Success doesn’t come overnight. You need to follow a structured program to build strength, hone your technique and increase your lifts.
Don’t be tempted to max out because you feel the urge. Stick to what’s planned and reap the benefits when you smash your previous PBs (at the right time).
Patience doesn't just relate to the end-goal, either. It's a key component of the lift itself.
For example, cutting the first pull short will impact the efficiency of your lift.
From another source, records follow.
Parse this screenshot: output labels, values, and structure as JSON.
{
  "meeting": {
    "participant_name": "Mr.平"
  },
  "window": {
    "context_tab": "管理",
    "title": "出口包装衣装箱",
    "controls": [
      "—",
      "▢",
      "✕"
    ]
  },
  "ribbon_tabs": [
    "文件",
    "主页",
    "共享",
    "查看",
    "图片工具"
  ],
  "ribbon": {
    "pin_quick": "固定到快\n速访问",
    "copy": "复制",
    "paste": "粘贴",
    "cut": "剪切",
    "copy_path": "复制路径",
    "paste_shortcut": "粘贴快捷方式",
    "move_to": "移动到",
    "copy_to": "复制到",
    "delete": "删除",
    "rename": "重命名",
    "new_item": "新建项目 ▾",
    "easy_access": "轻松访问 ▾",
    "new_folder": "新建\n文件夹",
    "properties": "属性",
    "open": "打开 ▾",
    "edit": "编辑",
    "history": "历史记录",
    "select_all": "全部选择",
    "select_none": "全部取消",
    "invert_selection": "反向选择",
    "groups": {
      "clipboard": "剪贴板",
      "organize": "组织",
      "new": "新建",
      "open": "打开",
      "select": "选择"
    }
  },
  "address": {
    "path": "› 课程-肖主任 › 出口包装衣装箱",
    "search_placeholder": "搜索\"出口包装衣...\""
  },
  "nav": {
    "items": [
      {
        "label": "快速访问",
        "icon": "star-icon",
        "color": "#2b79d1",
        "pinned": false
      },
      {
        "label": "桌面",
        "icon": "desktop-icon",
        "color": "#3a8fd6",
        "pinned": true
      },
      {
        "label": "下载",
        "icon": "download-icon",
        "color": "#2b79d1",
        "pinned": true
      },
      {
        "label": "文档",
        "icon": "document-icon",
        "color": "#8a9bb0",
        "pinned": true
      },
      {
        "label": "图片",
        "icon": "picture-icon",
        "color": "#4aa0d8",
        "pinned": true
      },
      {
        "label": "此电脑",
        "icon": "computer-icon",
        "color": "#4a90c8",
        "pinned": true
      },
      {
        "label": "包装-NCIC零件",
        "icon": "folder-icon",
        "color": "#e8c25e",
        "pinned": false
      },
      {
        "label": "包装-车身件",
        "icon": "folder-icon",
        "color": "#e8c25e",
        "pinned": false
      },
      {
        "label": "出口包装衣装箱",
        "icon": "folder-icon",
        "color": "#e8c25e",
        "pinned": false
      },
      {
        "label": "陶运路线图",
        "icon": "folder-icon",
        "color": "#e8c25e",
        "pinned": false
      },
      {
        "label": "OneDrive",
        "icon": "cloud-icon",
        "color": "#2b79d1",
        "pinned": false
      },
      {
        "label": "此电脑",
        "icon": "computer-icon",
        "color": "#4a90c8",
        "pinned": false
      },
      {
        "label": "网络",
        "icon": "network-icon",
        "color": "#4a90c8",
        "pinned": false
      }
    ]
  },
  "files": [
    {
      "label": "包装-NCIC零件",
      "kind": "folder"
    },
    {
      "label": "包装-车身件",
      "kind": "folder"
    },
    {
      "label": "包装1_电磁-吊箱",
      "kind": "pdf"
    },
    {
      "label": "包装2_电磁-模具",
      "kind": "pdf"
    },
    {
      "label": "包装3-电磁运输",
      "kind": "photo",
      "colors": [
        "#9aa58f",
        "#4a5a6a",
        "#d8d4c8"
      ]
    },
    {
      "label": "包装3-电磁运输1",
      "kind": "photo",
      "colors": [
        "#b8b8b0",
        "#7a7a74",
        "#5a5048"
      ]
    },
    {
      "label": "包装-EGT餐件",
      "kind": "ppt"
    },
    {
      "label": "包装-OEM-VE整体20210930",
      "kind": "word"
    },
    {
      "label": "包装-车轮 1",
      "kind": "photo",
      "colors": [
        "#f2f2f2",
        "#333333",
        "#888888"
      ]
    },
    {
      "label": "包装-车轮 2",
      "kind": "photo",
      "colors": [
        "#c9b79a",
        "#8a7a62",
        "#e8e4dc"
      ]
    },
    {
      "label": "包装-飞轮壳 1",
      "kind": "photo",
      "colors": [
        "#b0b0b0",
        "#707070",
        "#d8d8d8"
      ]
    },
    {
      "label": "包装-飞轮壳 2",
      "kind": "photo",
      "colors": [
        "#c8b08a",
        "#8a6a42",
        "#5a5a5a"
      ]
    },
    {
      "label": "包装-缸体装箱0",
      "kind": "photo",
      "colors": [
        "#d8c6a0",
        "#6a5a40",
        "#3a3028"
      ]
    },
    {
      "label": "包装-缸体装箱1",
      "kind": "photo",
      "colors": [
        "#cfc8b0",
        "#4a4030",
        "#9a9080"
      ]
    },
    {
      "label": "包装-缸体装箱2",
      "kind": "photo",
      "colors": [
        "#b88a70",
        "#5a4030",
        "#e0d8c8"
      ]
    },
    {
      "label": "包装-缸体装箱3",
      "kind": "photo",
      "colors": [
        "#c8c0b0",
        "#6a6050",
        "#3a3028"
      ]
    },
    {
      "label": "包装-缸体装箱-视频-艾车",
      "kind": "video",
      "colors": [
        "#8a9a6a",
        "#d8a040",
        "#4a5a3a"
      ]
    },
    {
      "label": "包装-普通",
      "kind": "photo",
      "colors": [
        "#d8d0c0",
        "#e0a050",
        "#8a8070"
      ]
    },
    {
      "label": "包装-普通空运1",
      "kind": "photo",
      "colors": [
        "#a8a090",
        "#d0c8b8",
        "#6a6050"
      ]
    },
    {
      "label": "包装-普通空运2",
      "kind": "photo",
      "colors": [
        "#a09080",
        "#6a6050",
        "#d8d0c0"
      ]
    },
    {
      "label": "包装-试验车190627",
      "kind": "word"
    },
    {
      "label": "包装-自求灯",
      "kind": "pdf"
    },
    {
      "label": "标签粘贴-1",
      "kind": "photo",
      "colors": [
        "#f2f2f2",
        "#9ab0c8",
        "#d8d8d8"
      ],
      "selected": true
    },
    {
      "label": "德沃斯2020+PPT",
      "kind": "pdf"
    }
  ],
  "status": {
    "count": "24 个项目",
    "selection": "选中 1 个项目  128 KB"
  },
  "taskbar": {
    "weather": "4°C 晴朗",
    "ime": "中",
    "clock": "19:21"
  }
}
This increases the likelihood of failure and, at best, makes it hard work for you to make a successful lift.
Strength Isn't Just Physical
Failing lifts is part of the process: if we didn’t, we’d never improve.
Some days this is easy to deal with, as you brush it off and move on to your next attempt, but others can be harder.
Developing mental resilience to overcome setbacks can be as hard as the training itself.
Some days, everything feels like it’s going wrong. Or maybe you’ve had a run of below-par sessions.
The ability to push through these barriers makes competitive lifters stronger than their rivals. Make your mental strength a priority, too.
Attitude to Learning
When it comes to methodologies, there is no ‘right way’ to train. Instead, we have varying degrees of educated opinion.
Case in point: the knees in vs knees out debate.
There isn't always a right or wrong answer. In this case, the debate will rage on - but it just highlights how diverse opinions can be.
Stay open-minded and embrace new methods. This can act as a catalst for achieving great things, especially when you hit a wall with your training.
We've never met an Olympic Weightlifter that claims to know it all. Don't get me wrong, I'm sure they exist. But on the whole, successful Olympic weightlifters never stop learning.
This sense of humility will ensure you're striving for continuous improvement.
Always have the desire to better yourself. This will help you outshine and out lift the competition.